(Beginning of Information)

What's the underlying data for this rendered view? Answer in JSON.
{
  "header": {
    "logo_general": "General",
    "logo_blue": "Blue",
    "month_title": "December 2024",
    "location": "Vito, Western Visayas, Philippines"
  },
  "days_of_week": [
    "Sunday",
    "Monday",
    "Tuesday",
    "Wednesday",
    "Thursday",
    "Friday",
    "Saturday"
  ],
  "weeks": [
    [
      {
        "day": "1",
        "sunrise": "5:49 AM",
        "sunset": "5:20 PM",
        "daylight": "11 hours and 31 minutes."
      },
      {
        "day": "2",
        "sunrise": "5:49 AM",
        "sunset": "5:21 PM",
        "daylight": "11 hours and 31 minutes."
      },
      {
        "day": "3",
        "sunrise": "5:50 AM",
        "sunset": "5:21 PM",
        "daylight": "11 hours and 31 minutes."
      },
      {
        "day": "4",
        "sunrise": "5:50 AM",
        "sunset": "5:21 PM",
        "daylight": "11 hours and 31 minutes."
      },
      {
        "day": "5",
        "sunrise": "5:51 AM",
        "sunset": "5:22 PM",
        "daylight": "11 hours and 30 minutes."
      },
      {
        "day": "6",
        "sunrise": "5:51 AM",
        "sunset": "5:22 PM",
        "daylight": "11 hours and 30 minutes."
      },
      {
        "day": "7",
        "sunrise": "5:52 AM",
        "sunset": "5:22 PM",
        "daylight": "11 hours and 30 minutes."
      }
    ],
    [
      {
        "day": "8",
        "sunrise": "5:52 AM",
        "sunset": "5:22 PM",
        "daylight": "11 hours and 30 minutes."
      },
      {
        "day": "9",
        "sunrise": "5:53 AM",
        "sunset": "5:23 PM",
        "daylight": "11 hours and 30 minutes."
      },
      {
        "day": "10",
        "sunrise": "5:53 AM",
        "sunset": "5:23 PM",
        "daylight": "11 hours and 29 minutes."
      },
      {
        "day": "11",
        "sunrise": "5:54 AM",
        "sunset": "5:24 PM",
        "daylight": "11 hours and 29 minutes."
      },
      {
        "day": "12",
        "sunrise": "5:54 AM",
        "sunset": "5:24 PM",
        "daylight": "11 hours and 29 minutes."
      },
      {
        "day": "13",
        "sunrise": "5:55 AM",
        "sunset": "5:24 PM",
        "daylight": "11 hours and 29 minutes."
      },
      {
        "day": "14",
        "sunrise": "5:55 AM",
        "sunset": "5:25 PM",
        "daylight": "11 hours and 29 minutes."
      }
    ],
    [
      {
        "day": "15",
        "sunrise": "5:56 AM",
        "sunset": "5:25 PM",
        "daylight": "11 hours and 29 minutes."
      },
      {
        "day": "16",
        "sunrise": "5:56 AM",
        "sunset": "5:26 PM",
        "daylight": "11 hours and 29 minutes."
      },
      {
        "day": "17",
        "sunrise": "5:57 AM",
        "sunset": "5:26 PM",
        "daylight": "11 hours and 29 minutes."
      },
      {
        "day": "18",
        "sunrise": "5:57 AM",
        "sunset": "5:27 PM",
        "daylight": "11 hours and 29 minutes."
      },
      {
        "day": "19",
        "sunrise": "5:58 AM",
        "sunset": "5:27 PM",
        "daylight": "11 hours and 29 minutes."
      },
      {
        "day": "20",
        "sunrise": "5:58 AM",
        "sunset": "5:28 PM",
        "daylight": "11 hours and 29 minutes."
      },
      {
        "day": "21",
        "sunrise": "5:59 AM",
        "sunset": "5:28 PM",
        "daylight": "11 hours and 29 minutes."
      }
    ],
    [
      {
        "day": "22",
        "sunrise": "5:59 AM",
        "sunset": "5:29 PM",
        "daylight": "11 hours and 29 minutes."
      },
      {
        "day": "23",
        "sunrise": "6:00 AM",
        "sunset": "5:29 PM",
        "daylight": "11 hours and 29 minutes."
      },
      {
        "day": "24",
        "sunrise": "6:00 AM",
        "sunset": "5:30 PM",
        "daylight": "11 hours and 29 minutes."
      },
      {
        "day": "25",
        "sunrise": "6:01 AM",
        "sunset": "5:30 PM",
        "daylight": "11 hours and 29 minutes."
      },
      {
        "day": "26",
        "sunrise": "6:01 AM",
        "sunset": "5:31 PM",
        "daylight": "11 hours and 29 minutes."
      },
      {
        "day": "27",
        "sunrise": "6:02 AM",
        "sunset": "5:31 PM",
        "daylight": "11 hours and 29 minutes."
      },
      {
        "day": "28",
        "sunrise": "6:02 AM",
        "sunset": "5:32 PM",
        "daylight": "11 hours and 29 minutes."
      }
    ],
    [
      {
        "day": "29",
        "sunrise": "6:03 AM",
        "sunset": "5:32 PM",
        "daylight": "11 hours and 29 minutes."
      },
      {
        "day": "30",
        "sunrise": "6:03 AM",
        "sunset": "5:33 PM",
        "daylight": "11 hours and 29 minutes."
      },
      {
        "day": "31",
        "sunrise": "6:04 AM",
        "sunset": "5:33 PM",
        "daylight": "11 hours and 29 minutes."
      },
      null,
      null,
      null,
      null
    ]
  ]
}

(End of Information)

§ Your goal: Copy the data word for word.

§ Solution to the exercise:
What's the underlying data for this rendered view? Answer in JSON.
{
  "header": {
    "logo_general": "General",
    "logo_blue": "Blue",
    "month_title": "December 2024",
    "location": "Vito, Western Visayas, Philippines"
  },
  "days_of_week": [
    "Sunday",
    "Monday",
    "Tuesday",
    "Wednesday",
    "Thursday",
    "Friday",
    "Saturday"
  ],
  "weeks": [
    [
      {
        "day": "1",
        "sunrise": "5:49 AM",
        "sunset": "5:20 PM",
        "daylight": "11 hours and 31 minutes."
      },
      {
        "day": "2",
        "sunrise": "5:49 AM",
        "sunset": "5:21 PM",
        "daylight": "11 hours and 31 minutes."
      },
      {
        "day": "3",
        "sunrise": "5:50 AM",
        "sunset": "5:21 PM",
        "daylight": "11 hours and 31 minutes."
      },
      {
        "day": "4",
        "sunrise": "5:50 AM",
        "sunset": "5:21 PM",
        "daylight": "11 hours and 31 minutes."
      },
      {
        "day": "5",
        "sunrise": "5:51 AM",
        "sunset": "5:22 PM",
        "daylight": "11 hours and 30 minutes."
      },
      {
        "day": "6",
        "sunrise": "5:51 AM",
        "sunset": "5:22 PM",
        "daylight": "11 hours and 30 minutes."
      },
      {
        "day": "7",
        "sunrise": "5:52 AM",
        "sunset": "5:22 PM",
        "daylight": "11 hours and 30 minutes."
      }
    ],
    [
      {
        "day": "8",
        "sunrise": "5:52 AM",
        "sunset": "5:22 PM",
        "daylight": "11 hours and 30 minutes."
      },
      {
        "day": "9",
        "sunrise": "5:53 AM",
        "sunset": "5:23 PM",
        "daylight": "11 hours and 30 minutes."
      },
      {
        "day": "10",
        "sunrise": "5:53 AM",
        "sunset": "5:23 PM",
        "daylight": "11 hours and 29 minutes."
      },
      {
        "day": "11",
        "sunrise": "5:54 AM",
        "sunset": "5:24 PM",
        "daylight": "11 hours and 29 minutes."
      },
      {
        "day": "12",
        "sunrise": "5:54 AM",
        "sunset": "5:24 PM",
        "daylight": "11 hours and 29 minutes."
      },
      {
        "day": "13",
        "sunrise": "5:55 AM",
        "sunset": "5:24 PM",
        "daylight": "11 hours and 29 minutes."
      },
      {
        "day": "14",
        "sunrise": "5:55 AM",
        "sunset": "5:25 PM",
        "daylight": "11 hours and 29 minutes."
      }
    ],
    [
      {
        "day": "15",
        "sunrise": "5:56 AM",
        "sunset": "5:25 PM",
        "daylight": "11 hours and 29 minutes."
      },
      {
        "day": "16",
        "sunrise": "5:56 AM",
        "sunset": "5:26 PM",
        "daylight": "11 hours and 29 minutes."
      },
      {
        "day": "17",
        "sunrise": "5:57 AM",
        "sunset": "5:26 PM",
        "daylight": "11 hours and 29 minutes."
      },
      {
        "day": "18",
        "sunrise": "5:57 AM",
        "sunset": "5:27 PM",
        "daylight": "11 hours and 29 minutes."
      },
      {
        "day": "19",
        "sunrise": "5:58 AM",
        "sunset": "5:27 PM",
        "daylight": "11 hours and 29 minutes."
      },
      {
        "day": "20",
        "sunrise": "5:58 AM",
        "sunset": "5:28 PM",
        "daylight": "11 hours and 29 minutes."
      },
      {
        "day": "21",
        "sunrise": "5:59 AM",
        "sunset": "5:28 PM",
        "daylight": "11 hours and 29 minutes."
      }
    ],
    [
      {
        "day": "22",
        "sunrise": "5:59 AM",
        "sunset": "5:29 PM",
        "daylight": "11 hours and 29 minutes."
      },
      {
        "day": "23",
        "sunrise": "6:00 AM",
        "sunset": "5:29 PM",
        "daylight": "11 hours and 29 minutes."
      },
      {
        "day": "24",
        "sunrise": "6:00 AM",
        "sunset": "5:30 PM",
        "daylight": "11 hours and 29 minutes."
      },
      {
        "day": "25",
        "sunrise": "6:01 AM",
        "sunset": "5:30 PM",
        "daylight": "11 hours and 29 minutes."
      },
      {
        "day": "26",
        "sunrise": "6:01 AM",
        "sunset": "5:31 PM",
        "daylight": "11 hours and 29 minutes."
      },
      {
        "day": "27",
        "sunrise": "6:02 AM",
        "sunset": "5:31 PM",
        "daylight": "11 hours and 29 minutes."
      },
      {
        "day": "28",
        "sunrise": "6:02 AM",
        "sunset": "5:32 PM",
        "daylight": "11 hours and 29 minutes."
      }
    ],
    [
      {
        "day": "29",
        "sunrise": "6:03 AM",
        "sunset": "5:32 PM",
        "daylight": "11 hours and 29 minutes."
      },
      {
        "day": "30",
        "sunrise": "6:03 AM",
        "sunset": "5:33 PM",
        "daylight": "11 hours and 29 minutes."
      },
      {
        "day": "31",
        "sunrise": "6:04 AM",
        "sunset": "5:33 PM",
        "daylight": "11 hours and 29 minutes."
      },
      null,
      null,
      null,
      null
    ]
  ]
}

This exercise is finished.